Finally, we think we're in the midst of a broader movement. Creativity and ideas are valued more now than ever before. The workforce is changing with co-working spaces and dynamic teams. Education is being disrupted as people seek to find new skills on their own with Skillshare and new institutions like General Assembly. Events like Digital DUMBO are fueling the creative ecosystem by facilitating connections amongst people, leading to increased social capital (and not the kind you build on Twitter). We're living in exciting times.

Any tips for someone looking to grow a community of people organically (or otherwise) online?

Think Different. Experiment. Don't give up.

Create an event with its own feel, it's own style. Give it a voice and keep your community engaged. If they walk away feeling something, whether that means they were inspired by a presentation, met someone amazing, or simply enjoyed the atmosphere, you'll be successful. You have to keep at it, though. It took us at least a year to build up meaningful momentum.

Finally, there is an art to properly managing and communicating with your community with tools like EventBrite, Twitter, Facebook, LinkedIn, Meetup, and more. However, we'll be here for days if I get into that.

Andrew, you are a wee bit of an expert in SEO and affiliate marketing tactics. What would be your top piece of advice be for a beginner to drive and convert traffic on their online site into sales and leads?

Content is King. Links are Queen. For content websites on a budget, focus on building valuable content and community. Seed the content with the community and make it good enough to be make people want to share it. Reap the benefits of inbound link activity.

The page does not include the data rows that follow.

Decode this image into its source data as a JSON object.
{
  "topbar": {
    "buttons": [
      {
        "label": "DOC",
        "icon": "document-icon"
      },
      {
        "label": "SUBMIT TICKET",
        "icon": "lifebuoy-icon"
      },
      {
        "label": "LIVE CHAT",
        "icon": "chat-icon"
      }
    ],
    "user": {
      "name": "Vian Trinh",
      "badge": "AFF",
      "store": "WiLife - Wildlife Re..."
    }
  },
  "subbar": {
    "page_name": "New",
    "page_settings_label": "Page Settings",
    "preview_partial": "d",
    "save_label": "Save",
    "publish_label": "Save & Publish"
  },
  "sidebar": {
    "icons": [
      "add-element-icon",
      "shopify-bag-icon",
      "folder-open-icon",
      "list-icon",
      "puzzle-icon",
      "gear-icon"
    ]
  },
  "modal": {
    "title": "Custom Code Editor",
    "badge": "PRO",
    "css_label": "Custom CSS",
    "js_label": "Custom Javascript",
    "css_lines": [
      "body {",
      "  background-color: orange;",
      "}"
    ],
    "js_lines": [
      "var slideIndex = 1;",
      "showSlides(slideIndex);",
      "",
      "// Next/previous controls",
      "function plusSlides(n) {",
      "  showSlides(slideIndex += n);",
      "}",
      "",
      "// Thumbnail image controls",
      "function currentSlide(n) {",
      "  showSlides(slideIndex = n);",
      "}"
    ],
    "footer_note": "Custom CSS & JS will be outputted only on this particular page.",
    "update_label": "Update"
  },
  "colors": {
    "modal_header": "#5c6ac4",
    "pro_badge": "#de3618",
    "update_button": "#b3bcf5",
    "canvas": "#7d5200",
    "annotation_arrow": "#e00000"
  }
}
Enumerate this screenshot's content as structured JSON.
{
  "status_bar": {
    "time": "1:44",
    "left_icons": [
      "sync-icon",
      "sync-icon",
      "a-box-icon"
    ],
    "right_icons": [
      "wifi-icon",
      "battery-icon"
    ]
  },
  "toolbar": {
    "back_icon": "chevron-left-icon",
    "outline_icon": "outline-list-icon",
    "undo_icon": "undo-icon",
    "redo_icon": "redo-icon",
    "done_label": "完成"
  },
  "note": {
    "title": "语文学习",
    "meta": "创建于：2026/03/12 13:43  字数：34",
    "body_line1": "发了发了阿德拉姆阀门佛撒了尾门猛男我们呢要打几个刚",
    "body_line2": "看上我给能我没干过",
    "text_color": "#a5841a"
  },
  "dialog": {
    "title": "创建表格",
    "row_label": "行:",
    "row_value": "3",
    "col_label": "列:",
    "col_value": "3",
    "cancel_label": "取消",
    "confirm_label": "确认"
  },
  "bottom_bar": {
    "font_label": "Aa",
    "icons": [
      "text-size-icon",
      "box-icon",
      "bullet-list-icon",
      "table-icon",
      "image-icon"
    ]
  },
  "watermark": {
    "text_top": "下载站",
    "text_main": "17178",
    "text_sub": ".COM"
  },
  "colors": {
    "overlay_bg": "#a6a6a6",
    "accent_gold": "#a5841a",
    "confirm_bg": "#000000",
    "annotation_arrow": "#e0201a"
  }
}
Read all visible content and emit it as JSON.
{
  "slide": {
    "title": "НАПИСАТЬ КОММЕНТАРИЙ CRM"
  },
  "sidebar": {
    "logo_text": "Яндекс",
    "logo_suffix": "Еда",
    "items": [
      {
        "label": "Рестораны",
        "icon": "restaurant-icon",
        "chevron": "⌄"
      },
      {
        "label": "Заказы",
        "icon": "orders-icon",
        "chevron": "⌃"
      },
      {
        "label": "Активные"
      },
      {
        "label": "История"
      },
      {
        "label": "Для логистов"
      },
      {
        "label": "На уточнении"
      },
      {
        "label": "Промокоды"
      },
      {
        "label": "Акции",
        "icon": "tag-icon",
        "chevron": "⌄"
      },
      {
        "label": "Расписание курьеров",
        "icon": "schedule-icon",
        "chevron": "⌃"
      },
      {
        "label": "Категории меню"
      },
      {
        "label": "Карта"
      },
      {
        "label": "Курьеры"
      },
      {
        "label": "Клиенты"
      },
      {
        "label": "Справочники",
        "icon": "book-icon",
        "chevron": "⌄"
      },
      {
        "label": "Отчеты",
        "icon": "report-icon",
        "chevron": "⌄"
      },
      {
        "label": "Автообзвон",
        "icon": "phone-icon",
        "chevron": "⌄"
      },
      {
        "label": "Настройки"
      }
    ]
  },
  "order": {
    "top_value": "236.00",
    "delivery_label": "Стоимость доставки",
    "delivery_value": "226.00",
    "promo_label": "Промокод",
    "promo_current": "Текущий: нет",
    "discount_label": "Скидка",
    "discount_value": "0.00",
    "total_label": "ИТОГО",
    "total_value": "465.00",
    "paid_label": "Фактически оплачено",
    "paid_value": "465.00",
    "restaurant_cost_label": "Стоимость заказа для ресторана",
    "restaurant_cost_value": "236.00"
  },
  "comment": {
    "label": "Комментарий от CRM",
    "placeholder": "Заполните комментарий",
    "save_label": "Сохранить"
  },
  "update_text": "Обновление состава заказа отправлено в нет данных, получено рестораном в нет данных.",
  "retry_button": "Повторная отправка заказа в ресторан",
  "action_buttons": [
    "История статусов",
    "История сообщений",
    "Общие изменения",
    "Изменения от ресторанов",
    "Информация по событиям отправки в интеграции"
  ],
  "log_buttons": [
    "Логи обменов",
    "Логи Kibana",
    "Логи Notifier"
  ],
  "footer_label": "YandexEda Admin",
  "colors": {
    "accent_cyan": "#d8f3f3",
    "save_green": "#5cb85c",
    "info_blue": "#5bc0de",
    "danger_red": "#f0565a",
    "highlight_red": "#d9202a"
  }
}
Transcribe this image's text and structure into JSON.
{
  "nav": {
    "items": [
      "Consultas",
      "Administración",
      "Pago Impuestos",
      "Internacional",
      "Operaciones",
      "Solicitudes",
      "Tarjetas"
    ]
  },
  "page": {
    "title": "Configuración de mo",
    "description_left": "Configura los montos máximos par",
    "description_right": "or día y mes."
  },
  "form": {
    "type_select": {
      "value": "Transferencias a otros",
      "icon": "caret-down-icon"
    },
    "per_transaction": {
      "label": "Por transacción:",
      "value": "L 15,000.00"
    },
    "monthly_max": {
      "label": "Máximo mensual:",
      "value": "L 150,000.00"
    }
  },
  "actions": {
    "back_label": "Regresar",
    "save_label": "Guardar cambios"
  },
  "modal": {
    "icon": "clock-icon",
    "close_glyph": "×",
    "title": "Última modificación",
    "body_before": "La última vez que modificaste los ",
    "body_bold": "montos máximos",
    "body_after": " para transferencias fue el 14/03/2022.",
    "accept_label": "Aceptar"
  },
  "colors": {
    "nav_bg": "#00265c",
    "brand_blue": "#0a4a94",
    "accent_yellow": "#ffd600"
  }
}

Businesses with budgets can spend money on media buys, giving them immediate data to utilize in their other marketing efforts. For example, does the phrase "Lil Wayne Music" result in sales of Lil Wayne music from paid search? If so, maybe we should optimize for that phrase to benefit from free, organic traffic.

Finally, understand your success metrics and have analytics in place to be able to know if things are working or not. I've worked with so many companies who don't have a solid grasp on what metrics matter to them. It's not just about measuring revenue and ROI, either. Pay attention to both micro and macro conversion events so that you can properly optimize your campaigns and conversion funnels. A micro conversion event might be a Like on a piece of content on Facebook. A macro conversion event would be a sale or a download of a white paper. How did that like on Facebook effect the download of the white paper 4 steps later?

So, inside info...what do you think is the next big emerging trend in the digital and cultural arena that Startacus members should keep an eye out for?

Professional exchange & co-working. The concept of co-working is still relatively new in many parts of the world. However, this is influencing work and the team dynamic in general. I think we'll see more professional exchanges across communities and across geography, not only amongst freelancers, but also established employees of large companies.